  2. Yes, I used to wear glasses and had astigmatism prior to going gluten-free in 2002. I now have 20/20 vision, no glasses. At a work-related physical a couple of years ago they were pretty impressed with the improvement. Prior to going gluten-free, My hair was brittle, skin was dry. It was a tremendous improvement within the first week. Like many of the folks on this forum, I still had lots of issues with digestion, blood pressure, etc. Recently, per my doctor's request I had all the silver fillings replaced and some adjustments made to my bite - WOW! what an improvement in mental clarity, energy and calmness. I had high mercury and aluminum levels along with TMJ/teeth grinding (which aggravated the fillings). He thinks there is a correlation between Celiac & mercury. He also gave me DMSA as a chelating agent. Please go through a medical doctor that has experience with all this stuff and a dentist that specializes in mercury-free dentistry if you go this route; it's not a casual thing you do with off the shelf health store items - dangerous. Good luck and hopefully you will stick with the gluten-free living!
  3. Homemade Biscuits

    We are very fortunate to live reasonably close to Kathy's Creations in Alliance, OH. She makes so many things that taste as good or better than their gluten counterparts. When we fist walked in there last year it was amazing to see a bakery loaded with tasty baked goods! She makes biscuits that have a very good texture and hold together well. I made sausage gravy for them last Sunday and WOW it was good! She sells her pizza crusts to and Italian place down the street that has a gluten-free menu - also highly recommended (I think it is Paisonello's or similar). I have no idea what she uses for flours but she has perfected gluten-free baking!!! The prices are way below our local gluten-free products available in Cleveland. She does not ship things at this point but if you are in Ohio for any reason her stuff is super great-load up!!!! http://www.kathyscreationsbakery.com/

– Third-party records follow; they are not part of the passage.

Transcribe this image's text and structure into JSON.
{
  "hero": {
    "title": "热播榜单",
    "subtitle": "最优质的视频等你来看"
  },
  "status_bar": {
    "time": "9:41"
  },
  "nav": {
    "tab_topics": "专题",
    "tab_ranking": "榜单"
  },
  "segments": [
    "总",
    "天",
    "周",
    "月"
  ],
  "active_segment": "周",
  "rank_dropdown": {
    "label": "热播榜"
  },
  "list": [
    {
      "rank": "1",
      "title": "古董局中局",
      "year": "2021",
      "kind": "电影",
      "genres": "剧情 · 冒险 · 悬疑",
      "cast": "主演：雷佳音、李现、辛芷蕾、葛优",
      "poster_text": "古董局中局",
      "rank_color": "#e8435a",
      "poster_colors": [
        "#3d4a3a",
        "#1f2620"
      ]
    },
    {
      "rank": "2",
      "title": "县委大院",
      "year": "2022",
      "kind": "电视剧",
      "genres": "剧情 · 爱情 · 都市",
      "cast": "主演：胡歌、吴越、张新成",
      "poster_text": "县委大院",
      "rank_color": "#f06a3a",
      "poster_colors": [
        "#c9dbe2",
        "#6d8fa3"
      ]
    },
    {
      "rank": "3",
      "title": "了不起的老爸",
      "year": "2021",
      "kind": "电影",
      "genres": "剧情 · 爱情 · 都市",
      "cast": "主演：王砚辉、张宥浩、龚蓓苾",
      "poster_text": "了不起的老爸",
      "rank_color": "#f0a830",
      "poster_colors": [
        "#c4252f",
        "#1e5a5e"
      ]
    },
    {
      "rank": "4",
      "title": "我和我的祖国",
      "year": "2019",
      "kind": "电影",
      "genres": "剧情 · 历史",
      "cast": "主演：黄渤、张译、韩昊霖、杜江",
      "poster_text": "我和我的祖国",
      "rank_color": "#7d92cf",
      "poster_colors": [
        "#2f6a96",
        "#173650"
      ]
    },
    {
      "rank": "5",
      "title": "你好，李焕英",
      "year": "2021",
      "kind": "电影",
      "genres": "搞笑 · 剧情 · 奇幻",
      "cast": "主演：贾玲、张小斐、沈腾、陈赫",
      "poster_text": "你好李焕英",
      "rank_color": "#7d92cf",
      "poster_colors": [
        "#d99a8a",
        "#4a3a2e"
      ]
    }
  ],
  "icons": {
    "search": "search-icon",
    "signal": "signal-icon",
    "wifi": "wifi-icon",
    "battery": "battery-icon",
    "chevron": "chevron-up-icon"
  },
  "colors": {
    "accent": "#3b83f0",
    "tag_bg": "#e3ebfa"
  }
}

  4. I agree with Pixie - the odds are often better going to a restaurant than someone's home. I've been 50/50 on being glutened at people's homes. Some folks are very nice and really want you to be comfortable but they stress themselves out over your visit so much that it makes you feel bad to put them through it. Nowadays I usually eat enough beforehand that if everything looks like gluten then I won't be starving. We bring a side dish too. A major holiday at a distant relative's house can be disastrous if they load you up with questionable stuff and they hound you to death to eat it. Best bet is to stick to what is safe and serve your own portions. I once had an in-law load me up with bread, stuffing, etc and she was upset that I didn't eat it - like I was faking it or something. She said "there's not much wheat in it, it's white bread, it should be OK". I'm not getting sick to make anyone happy. EVERYTHING they served from ham to deserts to some of the things they added to the mashed potatos had questionable ingredients on the packaging. If your hosts are good listeners and appear genuinely interested in making a few small accommodations without fanfare it will probably work out. If they give a blank stare and just behave agitated when you mention additives and thickeners - pack a snack or you'll be sick and/or or hungry.